What the task requires: Reproduce each record exactly, leaving out no line.

Start of Listed entries

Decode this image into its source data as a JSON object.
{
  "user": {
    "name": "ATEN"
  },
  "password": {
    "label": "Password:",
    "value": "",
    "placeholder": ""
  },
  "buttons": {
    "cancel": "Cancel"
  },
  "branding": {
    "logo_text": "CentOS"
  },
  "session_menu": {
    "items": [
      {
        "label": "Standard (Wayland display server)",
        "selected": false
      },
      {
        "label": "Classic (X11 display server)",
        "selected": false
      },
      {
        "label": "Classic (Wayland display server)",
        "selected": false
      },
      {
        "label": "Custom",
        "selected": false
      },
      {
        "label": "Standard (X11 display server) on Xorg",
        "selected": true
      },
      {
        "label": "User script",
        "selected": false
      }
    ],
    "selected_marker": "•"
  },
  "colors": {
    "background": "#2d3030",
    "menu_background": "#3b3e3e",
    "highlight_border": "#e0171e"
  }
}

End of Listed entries

Answer space:
Decode this image into its source data as a JSON object.
{
  "user": {
    "name": "ATEN"
  },
  "password": {
    "label": "Password:",
    "value": "",
    "placeholder": ""
  },
  "buttons": {
    "cancel": "Cancel"
  },
  "branding": {
    "logo_text": "CentOS"
  },
  "session_menu": {
    "items": [
      {
        "label": "Standard (Wayland display server)",
        "selected": false
      },
      {
        "label": "Classic (X11 display server)",
        "selected": false
      },
      {
        "label": "Classic (Wayland display server)",
        "selected": false
      },
      {
        "label": "Custom",
        "selected": false
      },
      {
        "label": "Standard (X11 display server) on Xorg",
        "selected": true
      },
      {
        "label": "User script",
        "selected": false
      }
    ],
    "selected_marker": "•"
  },
  "colors": {
    "background": "#2d3030",
    "menu_background": "#3b3e3e",
    "highlight_border": "#e0171e"
  }
}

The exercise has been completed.